Bengalese finches, Zebra finches and canaries can be housed in a cage or in an aviary. House them in pairs in a cage, which is large enough to allow your bird to stretch its wings and fly from perch to perch. Finches and canaries can also be kept in flocks in aviaries and will mix well together.

Outside aviaries

outside avaries

Outside aviaries need to have a sheltered area protected from wind, rain and strong sunlight. Try to avoid placing perches directly above seed and water pots. To add further interest to your bird’s surroundings, put some non-poisonous wood branches of different widths into the aviary or cage.


Bird Cages

- It is important to get the largest cage possible to allow room for flight to ensure exercise. Your cage should be positioned away from draughts and direct sunlight and avoid damp and humid areas. The bottom of the cage should be lined with sand sheets or cage bird sand to catch the droppings. A removable tray will make cleaning easier. To keep your bird amused, provide plenty of bird toys and perches. Ensure to remove droppings from the cage on a daily basis and thoroughly clean the cage with a bird safe disinfectant once a week. Bengalese and Zebra finches are keen bathers so a bird bath should be provided. Cover the cage at night so you do not disturb or scare them whilst they are sleeping. Fresh water should be provided at all times.

Bringing your bird home

Bringing your bird home

Take your bird home in a carry box or a covered cage to reduce stress. Fill the food and water pots in the cage and sprinkle extra seed on the floor so they will have plenty to eat until they discover their seed pots. Ensure that all windows and doors are shut and that there is no access through a chimney. Gently open the carry box and allow your bird to enter their new home at their own pace. If they seem anxious then partially cover the cage with a cloth, which can be removed once they settle in.


What to feed your birds

Finches and canaries need a varied diet of cereals, fruit, vegetables and supplements. Your local Jollyes will have a high quality of seed mixtures that they can advise you on.

Finches and canaries enjoy lettuce, dandelion and apple.
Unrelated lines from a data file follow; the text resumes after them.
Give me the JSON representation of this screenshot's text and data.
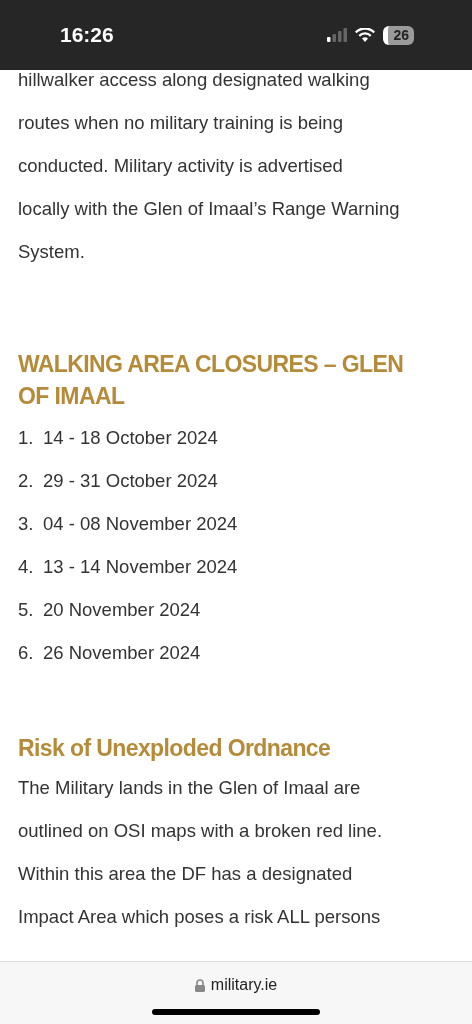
{
  "status_bar": {
    "time": "16:26",
    "battery": "26"
  },
  "intro": {
    "lines": [
      "hillwalker access along designated walking",
      "routes when no military training is being",
      "conducted. Military activity is advertised",
      "locally with the Glen of Imaal’s Range Warning",
      "System."
    ]
  },
  "closures": {
    "title_lines": [
      "WALKING AREA CLOSURES – GLEN",
      "OF IMAAL"
    ],
    "items": [
      {
        "number": "1.",
        "text": "14 - 18 October 2024"
      },
      {
        "number": "2.",
        "text": "29 - 31 October 2024"
      },
      {
        "number": "3.",
        "text": "04 - 08 November 2024"
      },
      {
        "number": "4.",
        "text": "13 - 14 November 2024"
      },
      {
        "number": "5.",
        "text": "20 November 2024"
      },
      {
        "number": "6.",
        "text": "26 November 2024"
      }
    ]
  },
  "ordnance": {
    "title": "Risk of Unexploded Ordnance",
    "lines": [
      "The Military lands in the Glen of Imaal are",
      "outlined on OSI maps with a broken red line.",
      "Within this area the DF has a designated",
      "Impact Area which poses a risk ALL persons"
    ]
  },
  "address_bar": {
    "url": "military.ie"
  }
}
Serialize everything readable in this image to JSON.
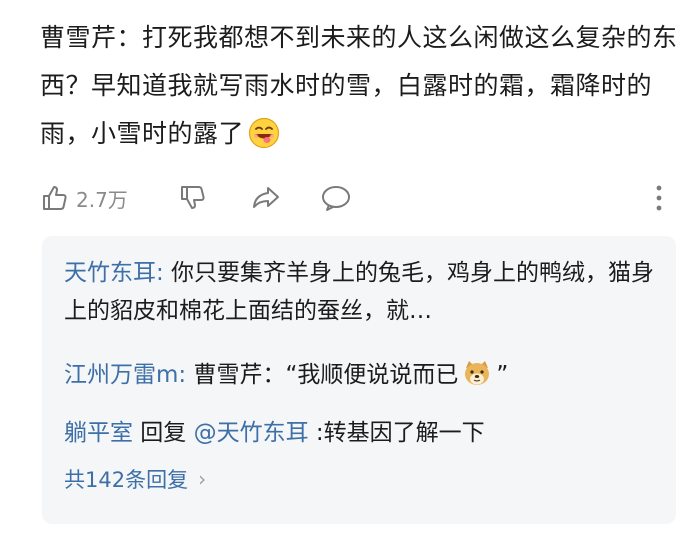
{
  "comment": {
    "author": "曹雪芹",
    "sep": "：",
    "text": "打死我都想不到未来的人这么闲做这么复杂的东西？早知道我就写雨水时的雪，白露时的霜，霜降时的雨，小雪时的露了",
    "emoji": "grinning-tongue-emoji"
  },
  "actions": {
    "like_count": "2.7万",
    "icons": [
      "thumbs-up-icon",
      "thumbs-down-icon",
      "share-icon",
      "comment-icon",
      "more-vertical-icon"
    ]
  },
  "replies": [
    {
      "author": "天竹东耳",
      "sep": ":",
      "text": " 你只要集齐羊身上的兔毛，鸡身上的鸭绒，猫身上的貂皮和棉花上面结的蚕丝，就…"
    },
    {
      "author": "江州万雷m",
      "sep": ":",
      "text_before": " 曹雪芹：“我顺便说说而已",
      "emoji": "doge-emoji",
      "text_after": "”"
    },
    {
      "author": "躺平室",
      "reply_word": " 回复 ",
      "mention": "@天竹东耳",
      "text": " :转基因了解一下"
    }
  ],
  "more_replies": "共142条回复",
  "colors": {
    "link": "#3d6fa8",
    "text": "#1c1c1c",
    "muted": "#8a8a8a",
    "box_bg": "#f5f6f7"
  }
}
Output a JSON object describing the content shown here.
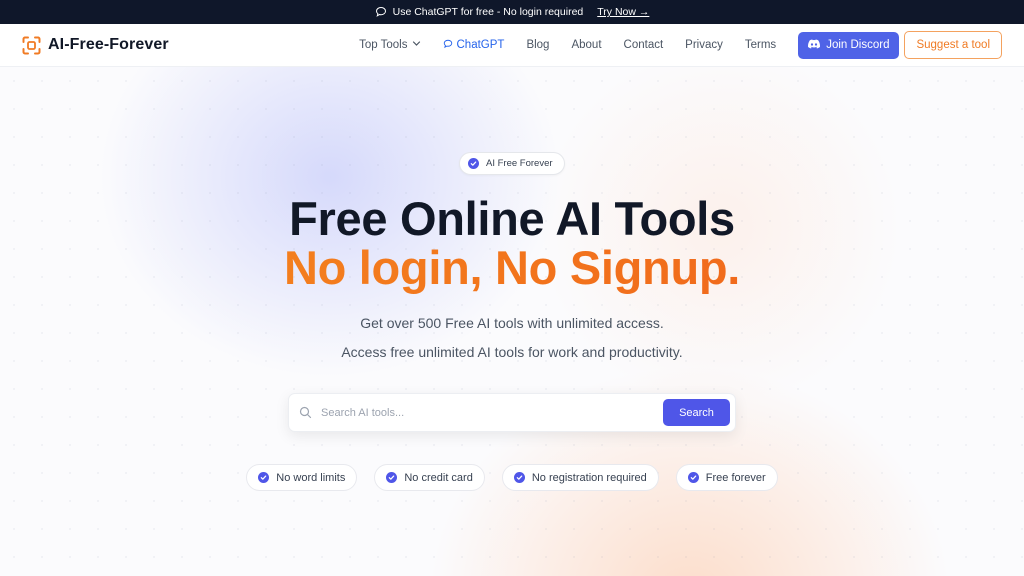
{
  "announcement": {
    "icon": "chat-bubble-icon",
    "text": "Use ChatGPT for free - No login required",
    "link_label": "Try Now →"
  },
  "brand": {
    "name": "AI-Free-Forever",
    "logo_icon": "scan-frame-logo",
    "accent_color": "#f07b24"
  },
  "nav": {
    "top_tools": "Top Tools",
    "chatgpt": "ChatGPT",
    "blog": "Blog",
    "about": "About",
    "contact": "Contact",
    "privacy": "Privacy",
    "terms": "Terms",
    "join_discord": "Join Discord",
    "suggest_tool": "Suggest a tool"
  },
  "hero": {
    "badge": "AI Free Forever",
    "title_line1": "Free Online AI Tools",
    "title_line2": "No login, No Signup.",
    "subtitle1": "Get over 500 Free AI tools with unlimited access.",
    "subtitle2": "Access free unlimited AI tools for work and productivity."
  },
  "search": {
    "placeholder": "Search AI tools...",
    "value": "",
    "button": "Search"
  },
  "features": [
    "No word limits",
    "No credit card",
    "No registration required",
    "Free forever"
  ],
  "colors": {
    "primary": "#4f56e8",
    "orange": "#f26a15",
    "dark": "#111827"
  }
}
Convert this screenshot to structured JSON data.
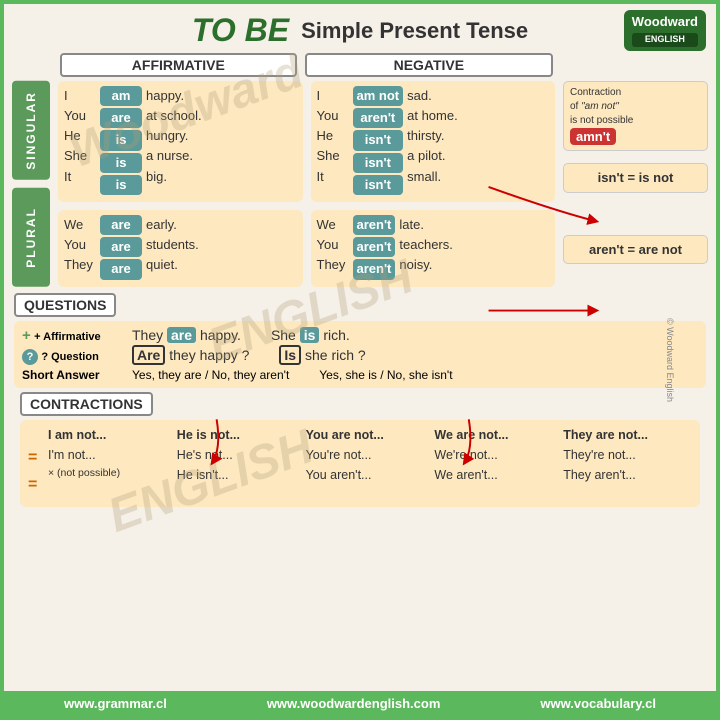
{
  "header": {
    "title_main": "TO BE",
    "title_sub": "Simple Present Tense",
    "logo_name": "Woodward",
    "logo_sub": "ENGLISH"
  },
  "columns": {
    "affirmative": "AFFIRMATIVE",
    "negative": "NEGATIVE"
  },
  "labels": {
    "singular": "SINGULAR",
    "plural": "PLURAL"
  },
  "singular": {
    "affirmative": {
      "subjects": [
        "I",
        "You",
        "He",
        "She",
        "It"
      ],
      "verbs": [
        "am",
        "are",
        "is",
        "is",
        "is"
      ],
      "predicates": [
        "happy.",
        "at school.",
        "hungry.",
        "a nurse.",
        "big."
      ]
    },
    "negative": {
      "subjects": [
        "I",
        "You",
        "He",
        "She",
        "It"
      ],
      "verbs": [
        "am not",
        "aren't",
        "isn't",
        "isn't",
        "isn't"
      ],
      "predicates": [
        "sad.",
        "at home.",
        "thirsty.",
        "a pilot.",
        "small."
      ]
    }
  },
  "plural": {
    "affirmative": {
      "subjects": [
        "We",
        "You",
        "They"
      ],
      "verbs": [
        "are",
        "are",
        "are"
      ],
      "predicates": [
        "early.",
        "students.",
        "quiet."
      ]
    },
    "negative": {
      "subjects": [
        "We",
        "You",
        "They"
      ],
      "verbs": [
        "aren't",
        "aren't",
        "aren't"
      ],
      "predicates": [
        "late.",
        "teachers.",
        "noisy."
      ]
    }
  },
  "callouts": {
    "contraction_note": "Contraction of \"am not\" is not possible",
    "amnt": "amn't",
    "isnt_eq": "isn't = is not",
    "arent_eq": "aren't = are not"
  },
  "questions": {
    "header": "QUESTIONS",
    "affirmative_label": "+ Affirmative",
    "affirmative1": "They",
    "aff_verb1": "are",
    "affirmative1_rest": "happy.",
    "affirmative2": "She",
    "aff_verb2": "is",
    "affirmative2_rest": "rich.",
    "question_label": "? Question",
    "question1_verb": "Are",
    "question1_rest": "they happy ?",
    "question2_verb": "Is",
    "question2_rest": "she rich ?",
    "short_label": "Short Answer",
    "short1": "Yes, they are / No, they aren't",
    "short2": "Yes, she is / No, she isn't"
  },
  "contractions": {
    "header": "CONTRACTIONS",
    "col1": {
      "h": "I am not...",
      "r1": "I'm not...",
      "r2": "× (not possible)",
      "r3": ""
    },
    "col2": {
      "h": "He is not...",
      "r1": "He's not...",
      "r2": "He isn't...",
      "r3": ""
    },
    "col3": {
      "h": "You are not...",
      "r1": "You're not...",
      "r2": "You aren't...",
      "r3": ""
    },
    "col4": {
      "h": "We are not...",
      "r1": "We're not...",
      "r2": "We aren't...",
      "r3": ""
    },
    "col5": {
      "h": "They are not...",
      "r1": "They're not...",
      "r2": "They aren't...",
      "r3": ""
    }
  },
  "footer": {
    "link1": "www.grammar.cl",
    "link2": "www.woodwardenglish.com",
    "link3": "www.vocabulary.cl"
  },
  "copyright": "© Woodward English"
}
Make sure that they are thoroughly washed before putting them in the cage.

Will help with your birds digestion and should always be provided in the cage.

A mineral block can be used to supplement your bird’s food containing essential minerals and cuttlefish which are rich in calcium.

 Provide fresh clean water at all times.


How to look after your bird

If your bird gets a chill then they can catch a cold. This would make him lethargic and cause him to wheeze and his feathers to fluff up. It is important to keep him warm and dry (remove any bird bath) and consult your local vet.

Too much green food, mouldy or contaminated food, a change in diet or lack of fresh water can cause this. If your bird has loose droppings, keep him warm and make sure he has plenty of fresh water. Call your local vet if the symptoms persist.

The most common bird parasite is a red mite, which feeds on birds’ blood, causing irritation and weight loss. This can easily be dealt with by spraying your bird with a mite treatment.

Regularly check your bird’s nails. If they become too long they will catch on the cage wire and can be dangerous to your bird. Extra care must be taken when cutting your birds nails to avoid cutting the blood vessels and nerves. It is best to go to your local vets if you are unsure

Moulting is a natural process with these birds. It usually takes place during the last few weeks of summer, during which time your bird will probably sing less than usual. Moulting tonics are available to help him grow back his new feathers. If moulting occurs at other times then this is a sign of a cold or being exposed to draughts. Again give him a moulting tonic and keep him warm. Finches and canaries need stimulus to avoid boredom and frustration, especially a canary on its own, so they will need lots of attention. It is advisable to provide your canary with a companion if they are going to be left on their own for long periods of time during the day. If you are ever worried about your birds health then contact your local vet as soon as possible